Excerpts from an interface dataset
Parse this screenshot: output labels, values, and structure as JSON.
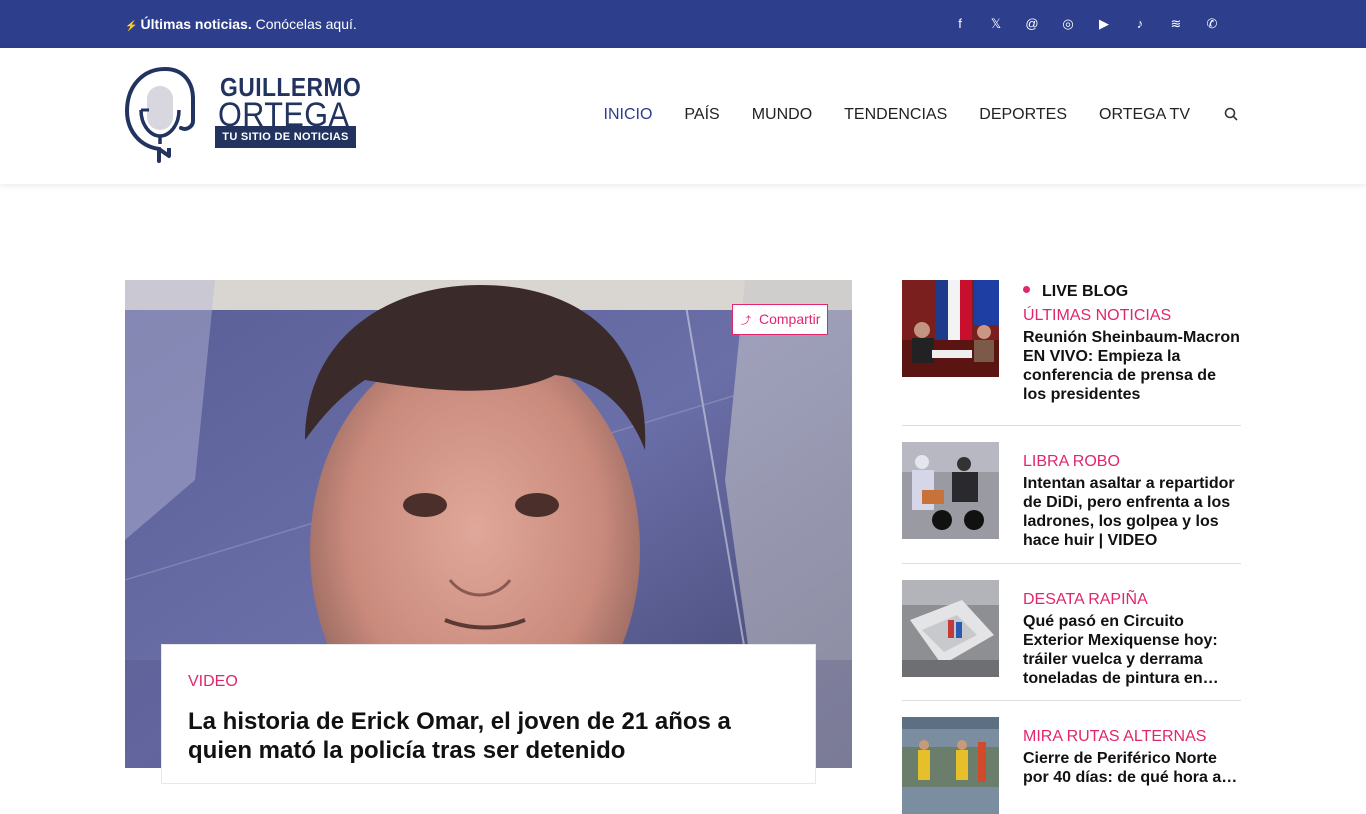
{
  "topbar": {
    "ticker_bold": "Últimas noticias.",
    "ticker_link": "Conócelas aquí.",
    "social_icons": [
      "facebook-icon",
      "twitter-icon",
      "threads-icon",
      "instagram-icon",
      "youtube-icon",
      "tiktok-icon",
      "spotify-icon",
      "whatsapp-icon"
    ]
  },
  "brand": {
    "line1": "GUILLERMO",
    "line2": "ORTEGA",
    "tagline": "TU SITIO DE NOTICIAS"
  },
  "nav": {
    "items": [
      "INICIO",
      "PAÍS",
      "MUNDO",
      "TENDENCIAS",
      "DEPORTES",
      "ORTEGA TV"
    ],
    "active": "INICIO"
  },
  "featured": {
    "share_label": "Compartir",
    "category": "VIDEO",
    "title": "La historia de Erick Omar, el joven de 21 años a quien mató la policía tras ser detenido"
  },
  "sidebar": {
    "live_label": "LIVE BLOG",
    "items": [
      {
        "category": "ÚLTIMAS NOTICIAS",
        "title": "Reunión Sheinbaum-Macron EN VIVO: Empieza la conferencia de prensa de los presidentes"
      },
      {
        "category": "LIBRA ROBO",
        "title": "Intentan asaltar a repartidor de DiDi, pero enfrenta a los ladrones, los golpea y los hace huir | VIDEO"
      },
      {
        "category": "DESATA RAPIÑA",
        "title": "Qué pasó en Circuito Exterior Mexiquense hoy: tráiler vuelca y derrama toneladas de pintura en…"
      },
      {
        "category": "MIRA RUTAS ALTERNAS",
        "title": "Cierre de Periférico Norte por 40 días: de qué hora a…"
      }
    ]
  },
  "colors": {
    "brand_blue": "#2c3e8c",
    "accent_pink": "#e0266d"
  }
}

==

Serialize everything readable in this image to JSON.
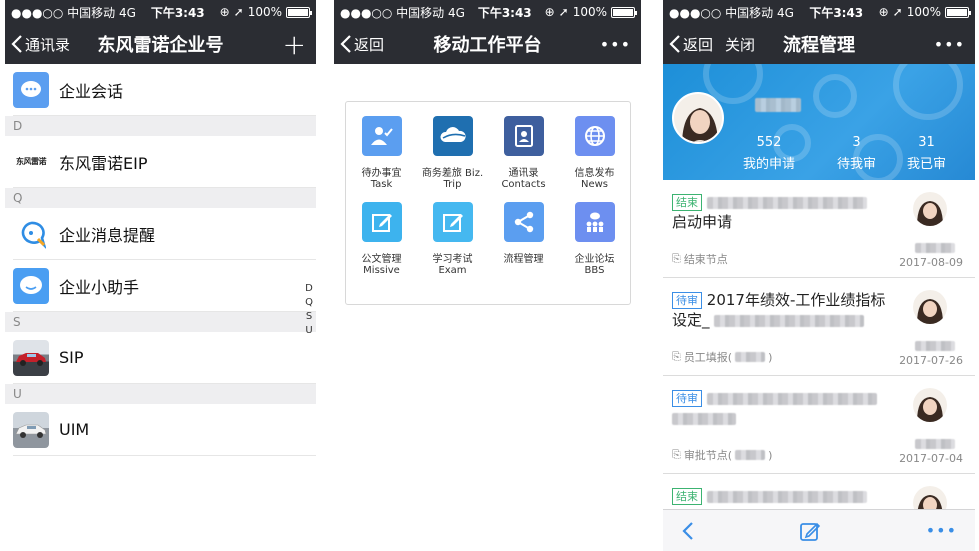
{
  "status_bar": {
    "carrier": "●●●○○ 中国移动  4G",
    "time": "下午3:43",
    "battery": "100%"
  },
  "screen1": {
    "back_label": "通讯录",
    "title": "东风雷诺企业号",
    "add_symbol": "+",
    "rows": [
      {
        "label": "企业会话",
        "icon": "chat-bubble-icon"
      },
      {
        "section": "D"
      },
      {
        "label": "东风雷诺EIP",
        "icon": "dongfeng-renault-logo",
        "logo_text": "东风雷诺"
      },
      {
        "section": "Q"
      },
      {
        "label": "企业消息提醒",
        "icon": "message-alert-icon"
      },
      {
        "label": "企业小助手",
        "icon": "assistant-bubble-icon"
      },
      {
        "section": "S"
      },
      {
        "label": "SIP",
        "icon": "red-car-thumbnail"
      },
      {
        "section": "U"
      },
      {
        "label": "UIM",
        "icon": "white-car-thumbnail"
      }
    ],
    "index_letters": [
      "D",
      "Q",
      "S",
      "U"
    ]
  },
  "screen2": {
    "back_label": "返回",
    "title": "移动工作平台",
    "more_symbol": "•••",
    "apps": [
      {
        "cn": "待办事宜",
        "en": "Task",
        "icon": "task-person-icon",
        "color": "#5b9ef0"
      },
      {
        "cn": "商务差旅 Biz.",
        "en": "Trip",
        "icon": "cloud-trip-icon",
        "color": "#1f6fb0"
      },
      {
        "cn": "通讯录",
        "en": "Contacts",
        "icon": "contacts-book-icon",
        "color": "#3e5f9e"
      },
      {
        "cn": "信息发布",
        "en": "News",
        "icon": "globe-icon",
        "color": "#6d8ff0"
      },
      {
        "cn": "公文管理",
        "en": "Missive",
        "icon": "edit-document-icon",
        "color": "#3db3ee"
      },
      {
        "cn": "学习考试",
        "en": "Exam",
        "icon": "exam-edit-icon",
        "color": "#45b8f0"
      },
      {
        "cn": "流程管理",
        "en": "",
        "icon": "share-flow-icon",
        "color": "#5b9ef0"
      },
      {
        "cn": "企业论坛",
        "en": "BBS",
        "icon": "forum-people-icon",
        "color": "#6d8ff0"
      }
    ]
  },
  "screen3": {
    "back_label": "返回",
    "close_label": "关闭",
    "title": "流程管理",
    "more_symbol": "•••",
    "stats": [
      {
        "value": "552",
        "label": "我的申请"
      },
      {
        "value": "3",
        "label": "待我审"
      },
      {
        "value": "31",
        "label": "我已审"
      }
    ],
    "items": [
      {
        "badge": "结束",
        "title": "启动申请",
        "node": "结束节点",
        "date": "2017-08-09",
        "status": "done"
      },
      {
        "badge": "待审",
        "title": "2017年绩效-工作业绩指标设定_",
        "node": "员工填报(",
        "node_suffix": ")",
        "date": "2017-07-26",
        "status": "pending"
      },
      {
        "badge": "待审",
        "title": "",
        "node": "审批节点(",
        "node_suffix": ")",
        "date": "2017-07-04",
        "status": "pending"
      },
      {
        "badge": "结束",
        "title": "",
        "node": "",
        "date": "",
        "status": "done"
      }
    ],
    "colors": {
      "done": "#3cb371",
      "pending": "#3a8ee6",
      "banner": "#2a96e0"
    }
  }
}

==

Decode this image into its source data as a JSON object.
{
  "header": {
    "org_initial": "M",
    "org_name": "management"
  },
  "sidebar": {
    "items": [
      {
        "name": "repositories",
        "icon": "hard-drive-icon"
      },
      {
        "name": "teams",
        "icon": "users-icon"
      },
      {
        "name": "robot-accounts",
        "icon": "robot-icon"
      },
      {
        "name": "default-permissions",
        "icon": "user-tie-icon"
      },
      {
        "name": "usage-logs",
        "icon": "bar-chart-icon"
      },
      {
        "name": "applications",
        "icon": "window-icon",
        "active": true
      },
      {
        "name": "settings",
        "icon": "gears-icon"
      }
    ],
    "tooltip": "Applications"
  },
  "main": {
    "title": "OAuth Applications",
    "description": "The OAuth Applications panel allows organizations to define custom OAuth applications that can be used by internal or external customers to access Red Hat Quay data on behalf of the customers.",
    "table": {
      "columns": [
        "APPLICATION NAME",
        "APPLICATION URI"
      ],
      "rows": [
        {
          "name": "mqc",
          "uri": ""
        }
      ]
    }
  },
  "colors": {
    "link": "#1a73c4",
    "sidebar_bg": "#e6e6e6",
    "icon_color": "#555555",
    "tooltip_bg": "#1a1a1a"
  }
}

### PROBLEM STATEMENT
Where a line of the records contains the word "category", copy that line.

### RESPONSE AREA
    "category": "VIDEO",
        "category": "ÚLTIMAS NOTICIAS",
        "category": "LIBRA ROBO",
        "category": "DESATA RAPIÑA",
        "category": "MIRA RUTAS ALTERNAS",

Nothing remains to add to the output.